Better mental health: Studies have shown that people who spend at least two hours in nature per week were consistently more likely to report higher levels of mental health and wellbeing. (Source: Spending at least 120 minutes a week in nature is associated with good health and wellbeing | Scientific Reports). This is due to having the space to reflect, and the ability to participate in physical activity.
A good night's sleep: Being outdoors of course increases your exposure to natural sunlight. This improves your health by making you feel more tired at night, shortening the time it takes to fall asleep and improving the quality of your sleep.

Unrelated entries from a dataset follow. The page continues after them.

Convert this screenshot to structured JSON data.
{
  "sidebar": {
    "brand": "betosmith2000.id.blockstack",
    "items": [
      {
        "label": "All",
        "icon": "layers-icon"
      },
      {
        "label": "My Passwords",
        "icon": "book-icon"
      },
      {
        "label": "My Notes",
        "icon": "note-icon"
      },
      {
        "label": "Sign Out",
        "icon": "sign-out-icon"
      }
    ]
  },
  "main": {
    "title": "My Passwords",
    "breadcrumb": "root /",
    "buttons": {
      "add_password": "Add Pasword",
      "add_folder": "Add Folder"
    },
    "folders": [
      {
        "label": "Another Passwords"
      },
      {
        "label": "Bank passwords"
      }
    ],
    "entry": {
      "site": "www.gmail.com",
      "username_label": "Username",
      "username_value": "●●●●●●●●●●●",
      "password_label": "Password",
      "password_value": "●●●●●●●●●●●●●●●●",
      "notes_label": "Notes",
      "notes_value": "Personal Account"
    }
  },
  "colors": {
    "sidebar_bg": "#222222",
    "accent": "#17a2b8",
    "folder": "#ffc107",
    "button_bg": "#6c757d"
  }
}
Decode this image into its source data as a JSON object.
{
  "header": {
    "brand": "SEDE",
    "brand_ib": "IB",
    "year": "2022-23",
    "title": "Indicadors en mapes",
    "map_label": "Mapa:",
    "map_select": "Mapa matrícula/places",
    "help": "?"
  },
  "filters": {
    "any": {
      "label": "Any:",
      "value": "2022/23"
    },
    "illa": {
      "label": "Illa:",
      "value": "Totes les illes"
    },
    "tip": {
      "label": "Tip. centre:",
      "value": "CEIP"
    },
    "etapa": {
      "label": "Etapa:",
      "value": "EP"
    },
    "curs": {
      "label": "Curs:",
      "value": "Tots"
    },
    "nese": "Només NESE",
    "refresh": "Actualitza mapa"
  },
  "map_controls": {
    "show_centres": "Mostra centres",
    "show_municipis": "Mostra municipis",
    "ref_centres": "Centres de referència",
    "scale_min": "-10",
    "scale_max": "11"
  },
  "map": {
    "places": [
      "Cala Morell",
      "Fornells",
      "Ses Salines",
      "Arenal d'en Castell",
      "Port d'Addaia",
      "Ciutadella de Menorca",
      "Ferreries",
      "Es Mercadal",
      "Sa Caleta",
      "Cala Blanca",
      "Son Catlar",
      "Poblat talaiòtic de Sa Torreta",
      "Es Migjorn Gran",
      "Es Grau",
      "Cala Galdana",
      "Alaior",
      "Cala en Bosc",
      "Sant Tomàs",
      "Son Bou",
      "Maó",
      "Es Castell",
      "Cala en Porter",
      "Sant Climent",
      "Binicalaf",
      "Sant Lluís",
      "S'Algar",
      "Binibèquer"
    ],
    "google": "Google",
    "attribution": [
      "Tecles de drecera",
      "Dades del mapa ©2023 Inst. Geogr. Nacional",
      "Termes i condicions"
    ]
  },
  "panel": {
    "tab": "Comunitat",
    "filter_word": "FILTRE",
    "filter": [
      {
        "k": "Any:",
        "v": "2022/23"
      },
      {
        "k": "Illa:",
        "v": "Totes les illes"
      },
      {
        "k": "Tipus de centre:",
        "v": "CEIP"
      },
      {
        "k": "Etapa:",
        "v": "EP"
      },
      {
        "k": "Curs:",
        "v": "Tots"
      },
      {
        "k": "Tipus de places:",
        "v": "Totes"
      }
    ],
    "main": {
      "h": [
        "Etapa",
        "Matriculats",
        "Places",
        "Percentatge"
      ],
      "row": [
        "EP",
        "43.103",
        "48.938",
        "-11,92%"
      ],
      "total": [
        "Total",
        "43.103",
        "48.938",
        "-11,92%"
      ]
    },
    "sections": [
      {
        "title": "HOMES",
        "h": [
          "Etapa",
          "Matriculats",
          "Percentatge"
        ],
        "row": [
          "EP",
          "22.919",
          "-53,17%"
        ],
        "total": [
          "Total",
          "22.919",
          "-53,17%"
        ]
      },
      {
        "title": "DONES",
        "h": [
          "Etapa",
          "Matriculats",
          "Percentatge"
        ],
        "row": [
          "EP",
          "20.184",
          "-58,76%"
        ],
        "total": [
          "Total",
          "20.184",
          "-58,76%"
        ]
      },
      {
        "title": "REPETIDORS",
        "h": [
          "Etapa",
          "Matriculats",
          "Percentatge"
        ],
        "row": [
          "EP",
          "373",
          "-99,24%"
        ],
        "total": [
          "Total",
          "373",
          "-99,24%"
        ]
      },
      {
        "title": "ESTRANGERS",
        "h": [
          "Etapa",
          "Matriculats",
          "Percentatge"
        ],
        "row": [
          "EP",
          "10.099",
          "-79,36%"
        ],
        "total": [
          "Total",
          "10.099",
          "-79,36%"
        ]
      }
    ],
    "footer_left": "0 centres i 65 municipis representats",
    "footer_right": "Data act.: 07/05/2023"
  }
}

Healthy Heart: Spending time walking outdoors has been found to lower blood pressure and reduces the stress related hormones called cortisol and adrenaline. It’s a great time to unplug from the stress and chaos of everyday life and take some time for you! Top tip from us – put on your favourite podcast or audio book and dedicate a couple of hours a week to getting out the house and getting your steps in.
Benefits for Climate
Cools Cities: If you live in or near a city, you’ll know the importance of parks for providing a shady spot on a summer's day, these green spaces provide not only shade, but recreation and relief from the heat for so many people. Cooler air temperatures provided by parks can have significant impacts on human health
Flooding: Parks and woodland have a big impact on flood control. You know concrete, the stuff that is used to build our roads, houses, pavements, offices? Yep, it's not great at absorbing water and this is why we need green space. These spaces are able to absorb and store water reducing the amount of flooding we may experience.
Improves air quality: Trees and vegetation can help reduce air pollution by directly removing pollutants through absorbing carbon dioxide and other emissions and producing more oxygen (Source: nowak-heisler-research-paper.pdf (nrpa.org)).
So, there you have it, the benefits of outdoor space, we hope this blog inspires you get outdoors today. According to research from Friends of the Earth 1 in 5 people in England do not have access to a garden, public park or open fields with 10 minutes of their home. So, if you’ve noticed there’s very little green space in your local area try and engage with the community, speak to your local council and MP and encourage them to make a change.
How do you like to spend your time outdoors? Let us know below!